■ Work to complete ■
Please state in a single number how many lines of the entries below include the word "Universität".

■ Supplied records ■
"""
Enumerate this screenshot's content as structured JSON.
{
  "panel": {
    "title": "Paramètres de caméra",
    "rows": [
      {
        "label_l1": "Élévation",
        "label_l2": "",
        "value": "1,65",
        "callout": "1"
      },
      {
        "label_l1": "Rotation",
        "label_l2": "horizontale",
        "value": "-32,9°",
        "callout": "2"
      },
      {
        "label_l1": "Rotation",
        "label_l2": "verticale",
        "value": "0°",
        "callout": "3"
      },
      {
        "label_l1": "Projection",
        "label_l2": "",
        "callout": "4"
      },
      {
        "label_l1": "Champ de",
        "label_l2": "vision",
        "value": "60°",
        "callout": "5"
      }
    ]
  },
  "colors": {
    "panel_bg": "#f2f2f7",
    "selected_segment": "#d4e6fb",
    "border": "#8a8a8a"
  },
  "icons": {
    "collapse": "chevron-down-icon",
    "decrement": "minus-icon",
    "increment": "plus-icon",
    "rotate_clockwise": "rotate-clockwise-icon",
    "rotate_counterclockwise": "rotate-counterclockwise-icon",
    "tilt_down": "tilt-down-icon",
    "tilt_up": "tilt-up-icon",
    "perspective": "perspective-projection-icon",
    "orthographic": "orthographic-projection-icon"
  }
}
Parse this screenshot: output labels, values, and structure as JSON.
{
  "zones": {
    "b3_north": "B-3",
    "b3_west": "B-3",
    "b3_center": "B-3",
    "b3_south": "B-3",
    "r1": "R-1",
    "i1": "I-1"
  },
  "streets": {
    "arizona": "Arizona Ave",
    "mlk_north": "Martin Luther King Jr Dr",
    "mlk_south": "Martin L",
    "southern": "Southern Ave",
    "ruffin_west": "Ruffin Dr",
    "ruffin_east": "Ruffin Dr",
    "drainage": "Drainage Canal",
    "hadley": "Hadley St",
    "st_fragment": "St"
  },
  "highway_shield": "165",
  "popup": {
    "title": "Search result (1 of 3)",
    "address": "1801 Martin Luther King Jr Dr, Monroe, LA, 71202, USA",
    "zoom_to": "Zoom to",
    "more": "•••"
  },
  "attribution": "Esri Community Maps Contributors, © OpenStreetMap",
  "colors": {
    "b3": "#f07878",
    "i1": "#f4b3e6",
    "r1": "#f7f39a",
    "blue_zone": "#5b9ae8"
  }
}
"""
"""
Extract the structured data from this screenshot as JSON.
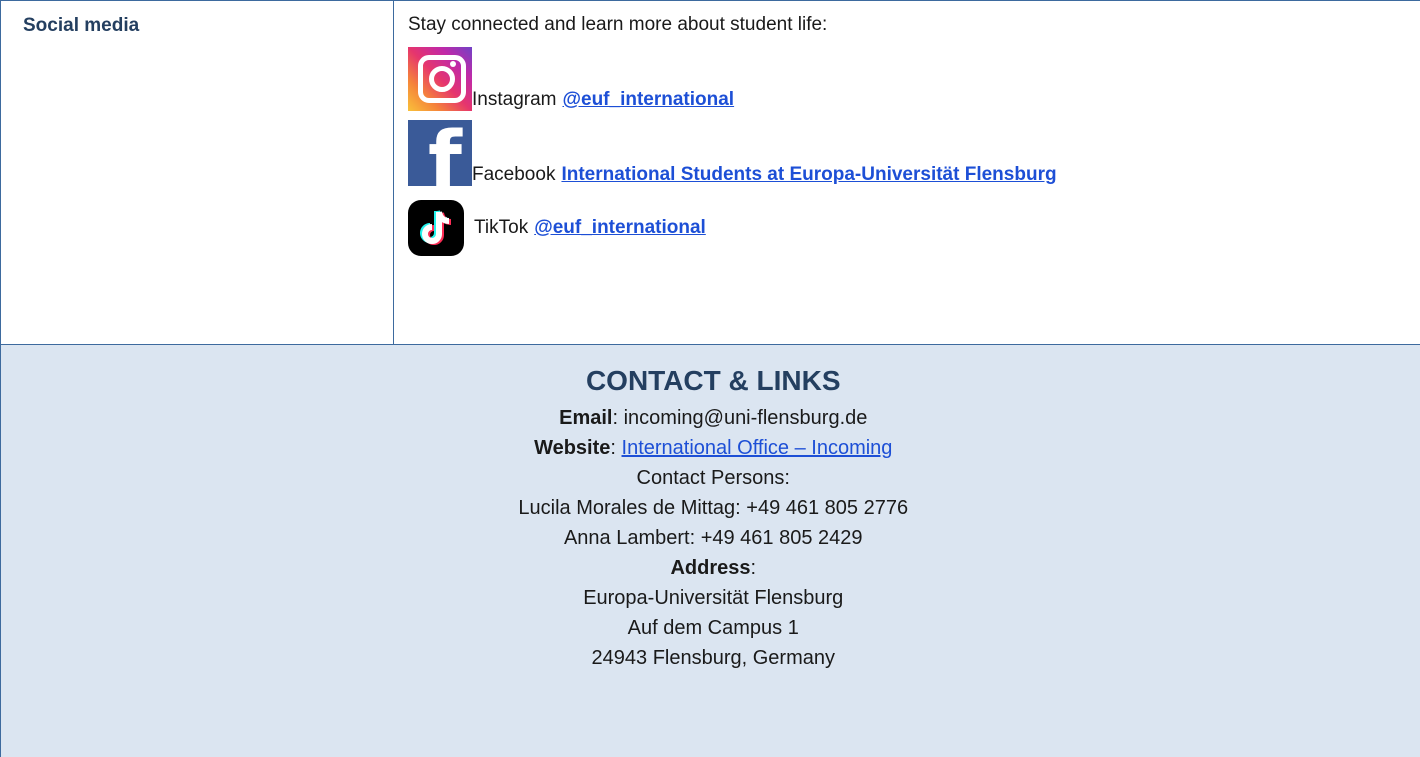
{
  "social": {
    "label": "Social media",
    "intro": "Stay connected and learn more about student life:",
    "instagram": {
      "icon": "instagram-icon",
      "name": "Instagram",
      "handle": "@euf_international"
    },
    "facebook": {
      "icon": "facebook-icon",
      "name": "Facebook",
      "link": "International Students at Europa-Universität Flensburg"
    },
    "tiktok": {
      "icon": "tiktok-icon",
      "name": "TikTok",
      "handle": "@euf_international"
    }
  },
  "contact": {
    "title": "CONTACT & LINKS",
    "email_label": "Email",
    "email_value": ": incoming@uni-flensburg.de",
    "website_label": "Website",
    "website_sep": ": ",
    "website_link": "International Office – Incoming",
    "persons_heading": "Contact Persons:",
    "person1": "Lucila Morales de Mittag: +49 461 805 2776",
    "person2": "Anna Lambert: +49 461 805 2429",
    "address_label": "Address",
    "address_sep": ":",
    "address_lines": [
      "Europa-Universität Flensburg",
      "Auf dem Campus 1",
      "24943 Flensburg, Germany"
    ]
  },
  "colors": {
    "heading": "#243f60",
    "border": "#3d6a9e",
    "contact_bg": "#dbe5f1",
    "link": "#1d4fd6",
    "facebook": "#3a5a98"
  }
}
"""
■ Output for this task ■
2